Interface dataset entries:
• • •
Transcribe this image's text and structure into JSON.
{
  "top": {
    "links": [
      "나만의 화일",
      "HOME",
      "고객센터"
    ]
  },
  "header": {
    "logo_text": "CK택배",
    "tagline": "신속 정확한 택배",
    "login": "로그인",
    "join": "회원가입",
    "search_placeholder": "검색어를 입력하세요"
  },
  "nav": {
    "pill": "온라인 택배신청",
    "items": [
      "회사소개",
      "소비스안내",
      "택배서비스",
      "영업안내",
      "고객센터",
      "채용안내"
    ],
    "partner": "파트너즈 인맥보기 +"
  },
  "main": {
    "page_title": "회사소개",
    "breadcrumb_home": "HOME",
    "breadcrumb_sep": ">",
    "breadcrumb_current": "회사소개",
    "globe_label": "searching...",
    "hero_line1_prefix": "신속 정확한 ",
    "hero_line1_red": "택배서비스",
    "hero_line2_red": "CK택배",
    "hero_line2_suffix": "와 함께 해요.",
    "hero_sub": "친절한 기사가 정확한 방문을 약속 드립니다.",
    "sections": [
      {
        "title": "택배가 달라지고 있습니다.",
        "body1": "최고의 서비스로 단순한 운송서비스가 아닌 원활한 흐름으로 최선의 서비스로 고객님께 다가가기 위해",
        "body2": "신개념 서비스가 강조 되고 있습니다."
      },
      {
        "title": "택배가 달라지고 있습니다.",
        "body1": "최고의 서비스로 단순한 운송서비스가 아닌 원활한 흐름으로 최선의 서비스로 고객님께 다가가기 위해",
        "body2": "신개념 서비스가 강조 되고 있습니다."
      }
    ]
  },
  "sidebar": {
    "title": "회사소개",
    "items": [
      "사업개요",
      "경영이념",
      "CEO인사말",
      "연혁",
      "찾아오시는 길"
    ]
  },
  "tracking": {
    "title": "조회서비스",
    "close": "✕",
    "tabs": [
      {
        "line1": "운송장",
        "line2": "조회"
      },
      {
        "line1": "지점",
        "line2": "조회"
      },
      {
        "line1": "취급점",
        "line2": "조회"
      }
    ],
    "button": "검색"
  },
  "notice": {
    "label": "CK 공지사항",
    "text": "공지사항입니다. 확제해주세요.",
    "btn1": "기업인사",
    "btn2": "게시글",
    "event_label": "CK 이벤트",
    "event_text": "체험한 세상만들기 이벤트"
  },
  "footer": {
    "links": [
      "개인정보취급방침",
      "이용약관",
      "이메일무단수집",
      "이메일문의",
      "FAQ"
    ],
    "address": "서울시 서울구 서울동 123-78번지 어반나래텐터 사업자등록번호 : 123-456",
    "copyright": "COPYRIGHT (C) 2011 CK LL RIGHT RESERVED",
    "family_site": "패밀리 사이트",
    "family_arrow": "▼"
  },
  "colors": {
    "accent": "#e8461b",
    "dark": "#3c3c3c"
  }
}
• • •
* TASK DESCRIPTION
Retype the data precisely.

* EXERCISE ANSWER
Transcribe this image's text and structure into JSON.
{
  "top": {
    "links": [
      "나만의 화일",
      "HOME",
      "고객센터"
    ]
  },
  "header": {
    "logo_text": "CK택배",
    "tagline": "신속 정확한 택배",
    "login": "로그인",
    "join": "회원가입",
    "search_placeholder": "검색어를 입력하세요"
  },
  "nav": {
    "pill": "온라인 택배신청",
    "items": [
      "회사소개",
      "소비스안내",
      "택배서비스",
      "영업안내",
      "고객센터",
      "채용안내"
    ],
    "partner": "파트너즈 인맥보기 +"
  },
  "main": {
    "page_title": "회사소개",
    "breadcrumb_home": "HOME",
    "breadcrumb_sep": ">",
    "breadcrumb_current": "회사소개",
    "globe_label": "searching...",
    "hero_line1_prefix": "신속 정확한 ",
    "hero_line1_red": "택배서비스",
    "hero_line2_red": "CK택배",
    "hero_line2_suffix": "와 함께 해요.",
    "hero_sub": "친절한 기사가 정확한 방문을 약속 드립니다.",
    "sections": [
      {
        "title": "택배가 달라지고 있습니다.",
        "body1": "최고의 서비스로 단순한 운송서비스가 아닌 원활한 흐름으로 최선의 서비스로 고객님께 다가가기 위해",
        "body2": "신개념 서비스가 강조 되고 있습니다."
      },
      {
        "title": "택배가 달라지고 있습니다.",
        "body1": "최고의 서비스로 단순한 운송서비스가 아닌 원활한 흐름으로 최선의 서비스로 고객님께 다가가기 위해",
        "body2": "신개념 서비스가 강조 되고 있습니다."
      }
    ]
  },
  "sidebar": {
    "title": "회사소개",
    "items": [
      "사업개요",
      "경영이념",
      "CEO인사말",
      "연혁",
      "찾아오시는 길"
    ]
  },
  "tracking": {
    "title": "조회서비스",
    "close": "✕",
    "tabs": [
      {
        "line1": "운송장",
        "line2": "조회"
      },
      {
        "line1": "지점",
        "line2": "조회"
      },
      {
        "line1": "취급점",
        "line2": "조회"
      }
    ],
    "button": "검색"
  },
  "notice": {
    "label": "CK 공지사항",
    "text": "공지사항입니다. 확제해주세요.",
    "btn1": "기업인사",
    "btn2": "게시글",
    "event_label": "CK 이벤트",
    "event_text": "체험한 세상만들기 이벤트"
  },
  "footer": {
    "links": [
      "개인정보취급방침",
      "이용약관",
      "이메일무단수집",
      "이메일문의",
      "FAQ"
    ],
    "address": "서울시 서울구 서울동 123-78번지 어반나래텐터 사업자등록번호 : 123-456",
    "copyright": "COPYRIGHT (C) 2011 CK LL RIGHT RESERVED",
    "family_site": "패밀리 사이트",
    "family_arrow": "▼"
  },
  "colors": {
    "accent": "#e8461b",
    "dark": "#3c3c3c"
  }
}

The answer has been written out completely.